NASA tweeted the photo Thursday, pointing out the tiny dot it identifies as Earth. Yeah, not exactly breathtaking. (Via Twitter / @MarsCuriosity)
The reason our big blue ball looks smaller than a speck of dust in the picture is because Mars is about 99 million miles away.
But NASA says, "A human observer with normal vision, if standing on Mars, could easily see Earth and the moon as two distinct, bright evening stars."
Curiosity left Earth about eight months before it landed on Mars' surface for a planned mission of 23 months — or one Martian year. (Via NASA)
Equipped with 17 cameras, the most on any of NASA's planetary missions, Curiosity's goal is to collect rock and soil samples and take photos to determine the red planet's habitability.
National Geographic reports some of the rover's biggest accomplishments so far have been determining that there was once flowing water on Mars, measuring the radiation levels on the planet and exploring Yellowknife Bay.
And NASA hopes Curiosity's discoveries will persuade the White House to boost funding after the program saw major budget cuts last year, according to Space.com.
The rover has about 536 sols — or Martian days — left before it heads back to Earth. One sol is about 40 minutes longer than a day on Earth. (Via NASA)
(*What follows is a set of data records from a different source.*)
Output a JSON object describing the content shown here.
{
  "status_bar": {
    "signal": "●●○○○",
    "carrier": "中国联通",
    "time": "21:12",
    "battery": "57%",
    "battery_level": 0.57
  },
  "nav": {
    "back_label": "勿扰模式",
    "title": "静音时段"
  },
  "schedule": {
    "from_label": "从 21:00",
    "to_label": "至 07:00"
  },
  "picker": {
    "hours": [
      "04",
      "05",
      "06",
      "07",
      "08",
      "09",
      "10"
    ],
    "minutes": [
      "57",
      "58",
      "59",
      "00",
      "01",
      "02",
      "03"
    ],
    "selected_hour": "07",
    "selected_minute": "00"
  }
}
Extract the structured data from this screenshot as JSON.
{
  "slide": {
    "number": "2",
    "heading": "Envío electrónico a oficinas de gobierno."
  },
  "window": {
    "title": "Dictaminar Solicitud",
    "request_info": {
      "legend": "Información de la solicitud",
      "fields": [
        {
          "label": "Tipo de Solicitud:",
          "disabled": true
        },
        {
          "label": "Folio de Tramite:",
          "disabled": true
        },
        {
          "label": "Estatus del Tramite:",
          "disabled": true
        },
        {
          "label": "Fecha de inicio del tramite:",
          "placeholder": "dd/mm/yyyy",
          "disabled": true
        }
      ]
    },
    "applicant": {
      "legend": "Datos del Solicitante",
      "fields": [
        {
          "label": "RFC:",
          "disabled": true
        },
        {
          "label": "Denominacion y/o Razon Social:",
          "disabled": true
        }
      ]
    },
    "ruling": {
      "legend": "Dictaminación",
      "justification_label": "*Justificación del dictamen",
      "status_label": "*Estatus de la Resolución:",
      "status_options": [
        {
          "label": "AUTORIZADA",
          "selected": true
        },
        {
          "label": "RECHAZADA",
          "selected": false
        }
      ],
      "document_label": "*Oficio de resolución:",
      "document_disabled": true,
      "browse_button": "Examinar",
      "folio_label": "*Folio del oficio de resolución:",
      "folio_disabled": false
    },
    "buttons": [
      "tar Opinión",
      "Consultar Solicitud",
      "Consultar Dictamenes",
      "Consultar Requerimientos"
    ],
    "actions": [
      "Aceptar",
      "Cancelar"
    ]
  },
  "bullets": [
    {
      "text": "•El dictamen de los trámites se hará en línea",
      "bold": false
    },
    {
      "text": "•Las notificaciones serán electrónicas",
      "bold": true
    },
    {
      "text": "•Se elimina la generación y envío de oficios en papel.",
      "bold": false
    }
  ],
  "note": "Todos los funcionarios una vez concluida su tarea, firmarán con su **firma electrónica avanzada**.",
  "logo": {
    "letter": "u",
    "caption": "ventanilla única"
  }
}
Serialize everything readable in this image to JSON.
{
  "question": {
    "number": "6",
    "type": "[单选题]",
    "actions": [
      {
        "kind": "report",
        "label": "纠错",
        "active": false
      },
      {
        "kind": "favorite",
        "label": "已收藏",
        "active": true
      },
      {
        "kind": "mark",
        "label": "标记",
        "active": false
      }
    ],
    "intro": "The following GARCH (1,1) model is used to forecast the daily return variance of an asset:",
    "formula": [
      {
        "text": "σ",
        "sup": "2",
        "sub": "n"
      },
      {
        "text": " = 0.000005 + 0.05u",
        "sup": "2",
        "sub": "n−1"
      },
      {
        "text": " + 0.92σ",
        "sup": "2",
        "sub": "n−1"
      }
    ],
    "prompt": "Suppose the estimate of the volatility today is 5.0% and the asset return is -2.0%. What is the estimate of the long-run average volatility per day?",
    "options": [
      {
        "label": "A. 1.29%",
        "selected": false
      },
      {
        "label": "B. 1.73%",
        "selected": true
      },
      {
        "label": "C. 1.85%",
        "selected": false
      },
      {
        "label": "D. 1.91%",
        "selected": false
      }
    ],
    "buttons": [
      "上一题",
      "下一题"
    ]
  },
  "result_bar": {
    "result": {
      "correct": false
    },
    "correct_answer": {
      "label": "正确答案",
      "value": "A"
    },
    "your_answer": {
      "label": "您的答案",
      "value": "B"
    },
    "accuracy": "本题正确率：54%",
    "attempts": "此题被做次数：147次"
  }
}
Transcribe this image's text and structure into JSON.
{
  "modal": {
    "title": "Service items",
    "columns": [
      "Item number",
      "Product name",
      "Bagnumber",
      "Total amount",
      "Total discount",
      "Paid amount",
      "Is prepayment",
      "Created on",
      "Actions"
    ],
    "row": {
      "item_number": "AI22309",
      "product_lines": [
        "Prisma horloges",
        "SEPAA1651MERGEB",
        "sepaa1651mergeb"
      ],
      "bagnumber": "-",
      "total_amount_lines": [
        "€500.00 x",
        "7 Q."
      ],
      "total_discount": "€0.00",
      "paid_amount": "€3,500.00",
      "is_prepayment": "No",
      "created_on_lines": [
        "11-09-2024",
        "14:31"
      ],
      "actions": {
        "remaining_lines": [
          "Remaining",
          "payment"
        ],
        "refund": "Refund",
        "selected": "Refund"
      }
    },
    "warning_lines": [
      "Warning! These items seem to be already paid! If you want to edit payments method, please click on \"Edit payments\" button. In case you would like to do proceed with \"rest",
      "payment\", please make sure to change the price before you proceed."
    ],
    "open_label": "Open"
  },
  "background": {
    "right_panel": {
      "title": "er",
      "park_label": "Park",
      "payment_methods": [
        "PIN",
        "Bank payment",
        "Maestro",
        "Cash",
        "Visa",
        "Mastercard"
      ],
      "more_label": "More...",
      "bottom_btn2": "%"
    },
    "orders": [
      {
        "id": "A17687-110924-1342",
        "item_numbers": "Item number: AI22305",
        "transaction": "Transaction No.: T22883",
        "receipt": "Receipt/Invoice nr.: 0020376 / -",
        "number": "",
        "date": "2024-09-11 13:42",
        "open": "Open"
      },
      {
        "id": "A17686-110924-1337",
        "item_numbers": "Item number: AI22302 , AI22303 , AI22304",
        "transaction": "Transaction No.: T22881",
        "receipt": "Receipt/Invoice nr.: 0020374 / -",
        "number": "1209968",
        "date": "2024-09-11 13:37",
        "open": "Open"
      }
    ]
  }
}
As for Mars' habitability, Curiosity revealed last July at one time the planet had the right atmospheric conditions for the possibility of life.